graph.

The derivative of a displacement vs. time equation gives the
instantaneous velocity.

The derivative of a velocity vs. time equation gives the
instantaneous acceleration.

The integral of an acceleration vs. time equation gives the
instantaneous velocity.

The integral of an velocity vs. time equation gives the
instantaneous displacement.

PUTTING EQUATIONS TOGETHER

Often problems involving uniformly accelerated
motion do not contain a time value. When this occurs
these problems can be solved by combining equations
which are already known.

To simplify the algebra, V
0

will assumed to be zero.
Therefore,
V
i

= V
O
+
at
becomes V
i

=
at
and
S
i
= V
0

t +
½ at
2
becomes S
i

=
½ at
2
.

Solving V
i

=
at
for t we get t =V
i
/a. Substituting into
S
i

=
½ at
2

gives S
i

=
½ a(
Vi/
a
)
2
or by simplifying
the equation S
i

=
½ (
Vi
2
/
a
)

If V
0

is not equal to zero the equation becomes

S
i

=
½ (
Vi
2

V
o
2
) /
a

(time is not required to solve
this equation!)

In the next program the equations and
relationships developed here will be used to solve
one dimensional, uniform acceleration problems.

Free fall problems will be included since they are
the most common examples of constant
acceleration .

Problem involving variable acceleration and use
to derivatives and integrals for their solution will
be covered.

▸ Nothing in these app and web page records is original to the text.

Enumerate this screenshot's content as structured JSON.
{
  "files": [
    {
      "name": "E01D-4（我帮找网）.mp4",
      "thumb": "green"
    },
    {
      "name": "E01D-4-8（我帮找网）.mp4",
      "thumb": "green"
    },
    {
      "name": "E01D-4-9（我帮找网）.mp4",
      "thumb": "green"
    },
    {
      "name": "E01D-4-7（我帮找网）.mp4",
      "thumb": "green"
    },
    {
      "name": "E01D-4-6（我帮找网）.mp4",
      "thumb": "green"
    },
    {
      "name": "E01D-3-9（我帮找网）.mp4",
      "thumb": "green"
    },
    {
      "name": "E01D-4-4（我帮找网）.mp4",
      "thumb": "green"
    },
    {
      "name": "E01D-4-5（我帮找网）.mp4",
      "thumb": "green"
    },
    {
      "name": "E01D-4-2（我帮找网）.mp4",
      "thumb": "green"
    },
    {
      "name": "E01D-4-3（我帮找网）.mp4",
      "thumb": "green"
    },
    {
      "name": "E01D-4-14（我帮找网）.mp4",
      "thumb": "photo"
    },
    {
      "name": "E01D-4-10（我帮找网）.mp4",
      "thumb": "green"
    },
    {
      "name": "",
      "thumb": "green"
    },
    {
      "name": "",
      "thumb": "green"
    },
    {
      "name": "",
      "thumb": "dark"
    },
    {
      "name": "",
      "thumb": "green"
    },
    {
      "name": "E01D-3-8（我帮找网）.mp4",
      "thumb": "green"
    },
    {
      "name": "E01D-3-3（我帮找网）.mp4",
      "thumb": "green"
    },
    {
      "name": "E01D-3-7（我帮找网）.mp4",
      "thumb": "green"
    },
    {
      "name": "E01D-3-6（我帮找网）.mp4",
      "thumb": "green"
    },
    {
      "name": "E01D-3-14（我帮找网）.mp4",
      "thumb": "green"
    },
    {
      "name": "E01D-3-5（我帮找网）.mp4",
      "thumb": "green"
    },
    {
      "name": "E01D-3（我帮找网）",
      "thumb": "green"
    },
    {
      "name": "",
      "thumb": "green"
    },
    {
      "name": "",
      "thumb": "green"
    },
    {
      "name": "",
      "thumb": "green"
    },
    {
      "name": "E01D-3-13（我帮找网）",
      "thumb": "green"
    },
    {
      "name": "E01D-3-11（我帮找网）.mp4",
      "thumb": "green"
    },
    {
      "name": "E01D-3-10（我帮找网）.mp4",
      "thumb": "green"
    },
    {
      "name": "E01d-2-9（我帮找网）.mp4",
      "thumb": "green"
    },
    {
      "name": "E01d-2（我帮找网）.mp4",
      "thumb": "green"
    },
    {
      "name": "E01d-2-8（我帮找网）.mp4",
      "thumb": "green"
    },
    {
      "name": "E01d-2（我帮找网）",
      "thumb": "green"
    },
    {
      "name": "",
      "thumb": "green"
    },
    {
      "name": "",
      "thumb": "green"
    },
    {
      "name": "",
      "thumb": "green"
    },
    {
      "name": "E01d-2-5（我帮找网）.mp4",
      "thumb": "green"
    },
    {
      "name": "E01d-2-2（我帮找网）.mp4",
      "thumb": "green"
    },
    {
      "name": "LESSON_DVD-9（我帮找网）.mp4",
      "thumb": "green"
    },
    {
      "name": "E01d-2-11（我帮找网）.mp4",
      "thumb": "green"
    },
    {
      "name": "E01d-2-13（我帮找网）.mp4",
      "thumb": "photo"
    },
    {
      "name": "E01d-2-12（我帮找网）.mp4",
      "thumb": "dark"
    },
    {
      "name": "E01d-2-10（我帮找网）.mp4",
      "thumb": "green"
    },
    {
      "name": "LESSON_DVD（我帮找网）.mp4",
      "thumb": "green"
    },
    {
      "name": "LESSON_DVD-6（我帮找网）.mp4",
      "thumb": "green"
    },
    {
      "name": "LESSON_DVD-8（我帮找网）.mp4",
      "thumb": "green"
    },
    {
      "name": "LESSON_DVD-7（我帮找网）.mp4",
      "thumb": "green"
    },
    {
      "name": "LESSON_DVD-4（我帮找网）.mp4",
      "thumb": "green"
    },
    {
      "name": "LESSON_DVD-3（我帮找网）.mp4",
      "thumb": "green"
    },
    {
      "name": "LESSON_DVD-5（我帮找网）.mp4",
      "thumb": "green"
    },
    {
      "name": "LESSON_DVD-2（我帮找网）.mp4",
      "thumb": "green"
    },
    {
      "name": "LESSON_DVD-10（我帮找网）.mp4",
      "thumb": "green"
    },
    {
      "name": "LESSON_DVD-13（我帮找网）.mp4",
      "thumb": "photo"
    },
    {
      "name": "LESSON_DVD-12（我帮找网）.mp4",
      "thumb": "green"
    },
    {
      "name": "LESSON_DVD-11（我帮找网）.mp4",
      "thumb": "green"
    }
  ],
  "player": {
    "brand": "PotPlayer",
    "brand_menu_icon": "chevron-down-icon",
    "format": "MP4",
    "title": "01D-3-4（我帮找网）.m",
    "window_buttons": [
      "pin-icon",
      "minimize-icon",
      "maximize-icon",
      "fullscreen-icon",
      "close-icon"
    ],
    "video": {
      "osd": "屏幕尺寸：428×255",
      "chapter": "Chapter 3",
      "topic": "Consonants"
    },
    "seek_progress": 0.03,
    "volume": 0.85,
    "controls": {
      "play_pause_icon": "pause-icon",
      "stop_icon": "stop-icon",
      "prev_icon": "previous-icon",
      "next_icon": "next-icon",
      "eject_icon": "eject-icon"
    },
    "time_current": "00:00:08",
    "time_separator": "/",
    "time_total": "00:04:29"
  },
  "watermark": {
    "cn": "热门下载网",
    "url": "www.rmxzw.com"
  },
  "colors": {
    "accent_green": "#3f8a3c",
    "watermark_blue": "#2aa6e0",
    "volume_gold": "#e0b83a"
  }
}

Math concepts are required and if the program
on Math for Physics has not yet been viewed, it
may be a good idea to do so!